__Excerpts from a dataset__.
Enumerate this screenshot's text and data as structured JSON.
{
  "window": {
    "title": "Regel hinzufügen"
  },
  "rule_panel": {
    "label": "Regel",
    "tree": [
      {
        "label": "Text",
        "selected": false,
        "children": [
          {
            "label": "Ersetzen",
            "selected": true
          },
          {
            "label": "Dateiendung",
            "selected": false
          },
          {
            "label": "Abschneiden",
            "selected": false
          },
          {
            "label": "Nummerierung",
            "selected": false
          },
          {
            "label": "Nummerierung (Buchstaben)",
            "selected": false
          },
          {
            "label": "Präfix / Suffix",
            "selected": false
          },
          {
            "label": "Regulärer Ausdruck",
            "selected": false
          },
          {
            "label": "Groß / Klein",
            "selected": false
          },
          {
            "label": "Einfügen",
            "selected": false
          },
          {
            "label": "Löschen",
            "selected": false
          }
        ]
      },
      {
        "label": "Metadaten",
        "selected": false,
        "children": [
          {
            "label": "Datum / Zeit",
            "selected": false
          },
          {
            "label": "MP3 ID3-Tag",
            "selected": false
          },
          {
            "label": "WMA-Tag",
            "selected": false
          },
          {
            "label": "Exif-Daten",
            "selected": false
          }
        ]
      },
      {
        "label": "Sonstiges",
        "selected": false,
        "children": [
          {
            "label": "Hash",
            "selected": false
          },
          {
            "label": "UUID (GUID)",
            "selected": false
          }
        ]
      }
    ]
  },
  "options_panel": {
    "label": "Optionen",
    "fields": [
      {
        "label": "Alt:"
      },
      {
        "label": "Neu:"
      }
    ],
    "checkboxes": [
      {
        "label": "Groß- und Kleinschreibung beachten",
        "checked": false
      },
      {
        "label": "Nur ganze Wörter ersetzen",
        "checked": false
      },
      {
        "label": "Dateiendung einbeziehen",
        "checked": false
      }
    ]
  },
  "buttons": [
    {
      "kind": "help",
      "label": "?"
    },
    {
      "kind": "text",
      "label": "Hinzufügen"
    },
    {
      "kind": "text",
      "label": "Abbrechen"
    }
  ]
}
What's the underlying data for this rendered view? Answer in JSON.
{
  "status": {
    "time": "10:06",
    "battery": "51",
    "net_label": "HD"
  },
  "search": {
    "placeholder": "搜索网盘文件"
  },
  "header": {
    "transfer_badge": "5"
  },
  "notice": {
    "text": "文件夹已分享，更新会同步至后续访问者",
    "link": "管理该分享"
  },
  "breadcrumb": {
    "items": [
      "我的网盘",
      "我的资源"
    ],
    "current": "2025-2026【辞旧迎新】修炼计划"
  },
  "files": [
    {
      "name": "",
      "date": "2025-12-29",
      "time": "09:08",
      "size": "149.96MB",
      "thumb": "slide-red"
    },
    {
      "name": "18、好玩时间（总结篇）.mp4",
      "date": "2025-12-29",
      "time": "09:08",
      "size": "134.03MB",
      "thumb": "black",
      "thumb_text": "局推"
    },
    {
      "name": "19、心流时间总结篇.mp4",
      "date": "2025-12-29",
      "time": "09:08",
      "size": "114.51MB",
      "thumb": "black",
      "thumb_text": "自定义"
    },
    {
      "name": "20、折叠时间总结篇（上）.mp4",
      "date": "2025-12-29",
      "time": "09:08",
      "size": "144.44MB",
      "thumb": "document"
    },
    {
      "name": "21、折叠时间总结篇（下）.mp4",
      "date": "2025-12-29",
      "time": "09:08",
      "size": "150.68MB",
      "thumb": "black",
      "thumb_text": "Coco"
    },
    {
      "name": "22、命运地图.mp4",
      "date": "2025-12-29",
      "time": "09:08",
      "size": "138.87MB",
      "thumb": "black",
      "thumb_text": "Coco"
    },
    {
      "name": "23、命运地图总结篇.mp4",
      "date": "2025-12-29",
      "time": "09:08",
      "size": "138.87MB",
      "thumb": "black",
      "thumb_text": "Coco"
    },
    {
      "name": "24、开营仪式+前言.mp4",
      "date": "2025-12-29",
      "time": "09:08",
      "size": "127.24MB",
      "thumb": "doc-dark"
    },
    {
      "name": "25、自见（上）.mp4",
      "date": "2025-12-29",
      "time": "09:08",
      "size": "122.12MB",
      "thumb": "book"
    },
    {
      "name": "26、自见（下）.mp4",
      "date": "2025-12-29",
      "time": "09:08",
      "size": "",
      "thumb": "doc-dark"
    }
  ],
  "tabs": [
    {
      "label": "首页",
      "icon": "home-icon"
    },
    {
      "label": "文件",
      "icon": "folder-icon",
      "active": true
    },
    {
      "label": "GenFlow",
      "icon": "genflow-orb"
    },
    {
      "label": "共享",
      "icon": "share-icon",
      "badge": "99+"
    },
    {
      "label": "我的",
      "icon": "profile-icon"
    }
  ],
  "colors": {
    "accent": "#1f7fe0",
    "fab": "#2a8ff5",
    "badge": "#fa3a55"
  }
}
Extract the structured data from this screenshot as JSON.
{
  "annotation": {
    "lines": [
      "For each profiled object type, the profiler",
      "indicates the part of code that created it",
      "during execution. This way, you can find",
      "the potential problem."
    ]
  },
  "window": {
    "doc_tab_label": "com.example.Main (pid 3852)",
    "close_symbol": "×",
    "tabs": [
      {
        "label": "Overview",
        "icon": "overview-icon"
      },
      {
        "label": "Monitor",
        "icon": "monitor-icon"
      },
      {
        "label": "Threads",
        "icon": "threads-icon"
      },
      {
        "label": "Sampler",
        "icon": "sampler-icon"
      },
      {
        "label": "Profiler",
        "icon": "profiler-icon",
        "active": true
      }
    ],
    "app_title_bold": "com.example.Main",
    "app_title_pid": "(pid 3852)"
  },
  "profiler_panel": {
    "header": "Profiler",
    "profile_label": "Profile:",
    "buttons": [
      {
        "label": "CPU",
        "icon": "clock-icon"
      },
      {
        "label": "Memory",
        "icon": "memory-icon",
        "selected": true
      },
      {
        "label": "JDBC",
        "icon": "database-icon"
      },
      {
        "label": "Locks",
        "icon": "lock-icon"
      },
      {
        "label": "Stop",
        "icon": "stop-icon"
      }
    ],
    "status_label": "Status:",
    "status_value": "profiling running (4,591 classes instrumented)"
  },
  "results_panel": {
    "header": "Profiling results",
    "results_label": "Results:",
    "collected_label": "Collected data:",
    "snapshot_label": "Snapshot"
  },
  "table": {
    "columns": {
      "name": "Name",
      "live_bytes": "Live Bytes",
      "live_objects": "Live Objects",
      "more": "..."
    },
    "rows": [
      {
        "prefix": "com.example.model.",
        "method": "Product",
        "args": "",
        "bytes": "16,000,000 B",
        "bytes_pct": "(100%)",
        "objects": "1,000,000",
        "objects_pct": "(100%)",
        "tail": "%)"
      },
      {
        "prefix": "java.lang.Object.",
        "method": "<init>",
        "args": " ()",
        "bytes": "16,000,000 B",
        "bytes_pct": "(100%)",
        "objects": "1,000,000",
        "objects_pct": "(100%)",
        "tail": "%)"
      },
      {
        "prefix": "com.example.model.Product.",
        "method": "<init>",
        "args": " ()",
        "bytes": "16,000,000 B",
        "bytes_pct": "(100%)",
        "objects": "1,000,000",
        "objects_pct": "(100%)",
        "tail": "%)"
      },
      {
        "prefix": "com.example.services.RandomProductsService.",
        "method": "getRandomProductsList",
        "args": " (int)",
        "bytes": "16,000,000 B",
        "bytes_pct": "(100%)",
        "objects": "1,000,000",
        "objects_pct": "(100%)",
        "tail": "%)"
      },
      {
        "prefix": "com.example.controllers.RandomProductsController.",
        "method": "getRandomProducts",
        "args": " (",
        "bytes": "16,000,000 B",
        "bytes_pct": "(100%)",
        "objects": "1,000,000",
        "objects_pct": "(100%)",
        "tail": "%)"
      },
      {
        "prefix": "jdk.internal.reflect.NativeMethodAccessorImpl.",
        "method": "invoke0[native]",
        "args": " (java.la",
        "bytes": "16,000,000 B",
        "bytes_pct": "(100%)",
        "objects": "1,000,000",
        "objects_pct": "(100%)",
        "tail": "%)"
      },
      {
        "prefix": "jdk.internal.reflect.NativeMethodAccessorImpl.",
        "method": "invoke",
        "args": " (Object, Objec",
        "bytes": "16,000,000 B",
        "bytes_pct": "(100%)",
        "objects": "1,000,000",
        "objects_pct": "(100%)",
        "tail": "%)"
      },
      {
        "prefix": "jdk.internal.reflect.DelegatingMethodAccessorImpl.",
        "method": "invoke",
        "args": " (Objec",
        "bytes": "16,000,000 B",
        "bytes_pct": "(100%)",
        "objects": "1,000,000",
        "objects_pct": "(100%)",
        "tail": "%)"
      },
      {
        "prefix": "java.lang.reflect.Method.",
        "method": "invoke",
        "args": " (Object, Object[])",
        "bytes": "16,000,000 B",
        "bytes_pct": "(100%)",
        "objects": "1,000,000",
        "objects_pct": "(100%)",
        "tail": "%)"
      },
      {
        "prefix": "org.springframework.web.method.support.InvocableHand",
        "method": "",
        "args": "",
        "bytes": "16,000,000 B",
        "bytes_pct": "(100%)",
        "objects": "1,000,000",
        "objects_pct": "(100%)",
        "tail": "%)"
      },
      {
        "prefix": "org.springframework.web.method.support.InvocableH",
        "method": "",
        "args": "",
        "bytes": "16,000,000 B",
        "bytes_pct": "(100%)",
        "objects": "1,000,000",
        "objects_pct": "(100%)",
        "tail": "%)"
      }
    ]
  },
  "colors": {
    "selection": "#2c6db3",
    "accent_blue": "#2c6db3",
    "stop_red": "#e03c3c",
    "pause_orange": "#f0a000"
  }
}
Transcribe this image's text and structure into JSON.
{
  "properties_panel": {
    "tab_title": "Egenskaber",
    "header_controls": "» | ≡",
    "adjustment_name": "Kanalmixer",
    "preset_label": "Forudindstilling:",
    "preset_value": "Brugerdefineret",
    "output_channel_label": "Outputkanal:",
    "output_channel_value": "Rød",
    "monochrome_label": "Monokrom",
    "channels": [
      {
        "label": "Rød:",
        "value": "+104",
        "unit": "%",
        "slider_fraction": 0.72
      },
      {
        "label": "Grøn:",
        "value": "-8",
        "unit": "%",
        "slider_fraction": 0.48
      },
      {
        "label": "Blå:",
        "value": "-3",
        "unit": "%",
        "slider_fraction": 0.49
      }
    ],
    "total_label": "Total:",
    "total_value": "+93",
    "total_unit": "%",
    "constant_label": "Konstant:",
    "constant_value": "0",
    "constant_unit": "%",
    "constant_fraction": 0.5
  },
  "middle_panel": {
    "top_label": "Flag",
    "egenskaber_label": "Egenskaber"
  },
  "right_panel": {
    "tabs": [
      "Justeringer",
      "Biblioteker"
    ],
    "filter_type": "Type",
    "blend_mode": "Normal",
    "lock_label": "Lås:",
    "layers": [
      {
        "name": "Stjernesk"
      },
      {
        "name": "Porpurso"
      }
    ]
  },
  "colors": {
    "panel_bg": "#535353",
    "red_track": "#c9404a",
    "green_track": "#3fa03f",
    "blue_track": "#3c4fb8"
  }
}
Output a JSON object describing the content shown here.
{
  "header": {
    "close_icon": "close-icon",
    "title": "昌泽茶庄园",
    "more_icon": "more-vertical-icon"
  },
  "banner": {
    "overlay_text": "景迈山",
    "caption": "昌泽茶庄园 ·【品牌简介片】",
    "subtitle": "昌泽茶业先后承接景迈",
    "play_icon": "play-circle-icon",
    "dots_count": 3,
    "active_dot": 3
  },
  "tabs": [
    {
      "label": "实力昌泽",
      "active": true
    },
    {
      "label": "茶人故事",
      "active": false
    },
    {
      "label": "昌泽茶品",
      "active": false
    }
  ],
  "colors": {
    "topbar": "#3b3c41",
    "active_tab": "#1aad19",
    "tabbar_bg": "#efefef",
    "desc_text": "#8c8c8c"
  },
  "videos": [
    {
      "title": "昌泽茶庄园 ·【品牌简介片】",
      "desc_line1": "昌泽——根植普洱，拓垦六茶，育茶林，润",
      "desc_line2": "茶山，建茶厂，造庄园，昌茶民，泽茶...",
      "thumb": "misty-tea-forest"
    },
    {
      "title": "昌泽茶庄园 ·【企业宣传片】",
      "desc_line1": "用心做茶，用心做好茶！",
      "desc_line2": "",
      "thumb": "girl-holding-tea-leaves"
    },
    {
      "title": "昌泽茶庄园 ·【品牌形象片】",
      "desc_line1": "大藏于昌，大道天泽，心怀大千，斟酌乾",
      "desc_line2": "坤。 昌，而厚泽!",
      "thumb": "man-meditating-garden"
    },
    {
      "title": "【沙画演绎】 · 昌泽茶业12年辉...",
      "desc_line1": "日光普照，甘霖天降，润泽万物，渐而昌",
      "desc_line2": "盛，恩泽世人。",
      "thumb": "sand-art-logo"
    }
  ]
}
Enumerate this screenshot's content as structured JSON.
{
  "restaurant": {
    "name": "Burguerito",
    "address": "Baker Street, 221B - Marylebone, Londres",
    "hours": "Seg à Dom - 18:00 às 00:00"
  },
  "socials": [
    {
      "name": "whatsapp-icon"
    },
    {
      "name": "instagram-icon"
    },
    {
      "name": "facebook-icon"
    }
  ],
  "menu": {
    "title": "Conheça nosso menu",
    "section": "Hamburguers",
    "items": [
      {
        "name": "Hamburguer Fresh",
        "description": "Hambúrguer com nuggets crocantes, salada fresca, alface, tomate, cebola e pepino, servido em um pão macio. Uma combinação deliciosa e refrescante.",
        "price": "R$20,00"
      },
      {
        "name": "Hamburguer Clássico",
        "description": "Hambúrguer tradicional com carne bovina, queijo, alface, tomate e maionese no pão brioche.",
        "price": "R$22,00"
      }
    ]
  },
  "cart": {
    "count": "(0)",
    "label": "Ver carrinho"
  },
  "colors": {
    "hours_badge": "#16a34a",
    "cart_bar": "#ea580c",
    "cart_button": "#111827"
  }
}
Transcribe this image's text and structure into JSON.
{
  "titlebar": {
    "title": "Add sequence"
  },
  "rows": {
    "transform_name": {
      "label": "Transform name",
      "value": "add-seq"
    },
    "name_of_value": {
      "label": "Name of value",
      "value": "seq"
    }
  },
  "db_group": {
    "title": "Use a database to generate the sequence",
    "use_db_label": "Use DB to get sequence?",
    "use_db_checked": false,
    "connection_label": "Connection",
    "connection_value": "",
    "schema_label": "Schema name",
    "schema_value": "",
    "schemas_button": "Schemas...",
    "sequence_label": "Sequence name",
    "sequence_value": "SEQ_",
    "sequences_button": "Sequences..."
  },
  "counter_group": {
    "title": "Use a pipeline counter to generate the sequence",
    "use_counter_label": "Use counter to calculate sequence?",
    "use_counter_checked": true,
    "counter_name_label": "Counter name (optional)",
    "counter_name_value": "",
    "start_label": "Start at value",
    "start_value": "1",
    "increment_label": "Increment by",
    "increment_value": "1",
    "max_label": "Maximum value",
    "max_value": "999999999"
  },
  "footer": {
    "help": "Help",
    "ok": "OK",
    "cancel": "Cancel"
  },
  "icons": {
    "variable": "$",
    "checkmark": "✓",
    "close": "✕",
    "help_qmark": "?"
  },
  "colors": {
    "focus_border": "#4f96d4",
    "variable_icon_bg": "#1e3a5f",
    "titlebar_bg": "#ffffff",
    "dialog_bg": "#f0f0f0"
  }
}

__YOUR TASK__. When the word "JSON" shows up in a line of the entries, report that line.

__SOLUTION__.
Enumerate this screenshot's text and data as structured JSON.
What's the underlying data for this rendered view? Answer in JSON.
Extract the structured data from this screenshot as JSON.
Transcribe this image's text and structure into JSON.
Output a JSON object describing the content shown here.
Enumerate this screenshot's content as structured JSON.
Transcribe this image's text and structure into JSON.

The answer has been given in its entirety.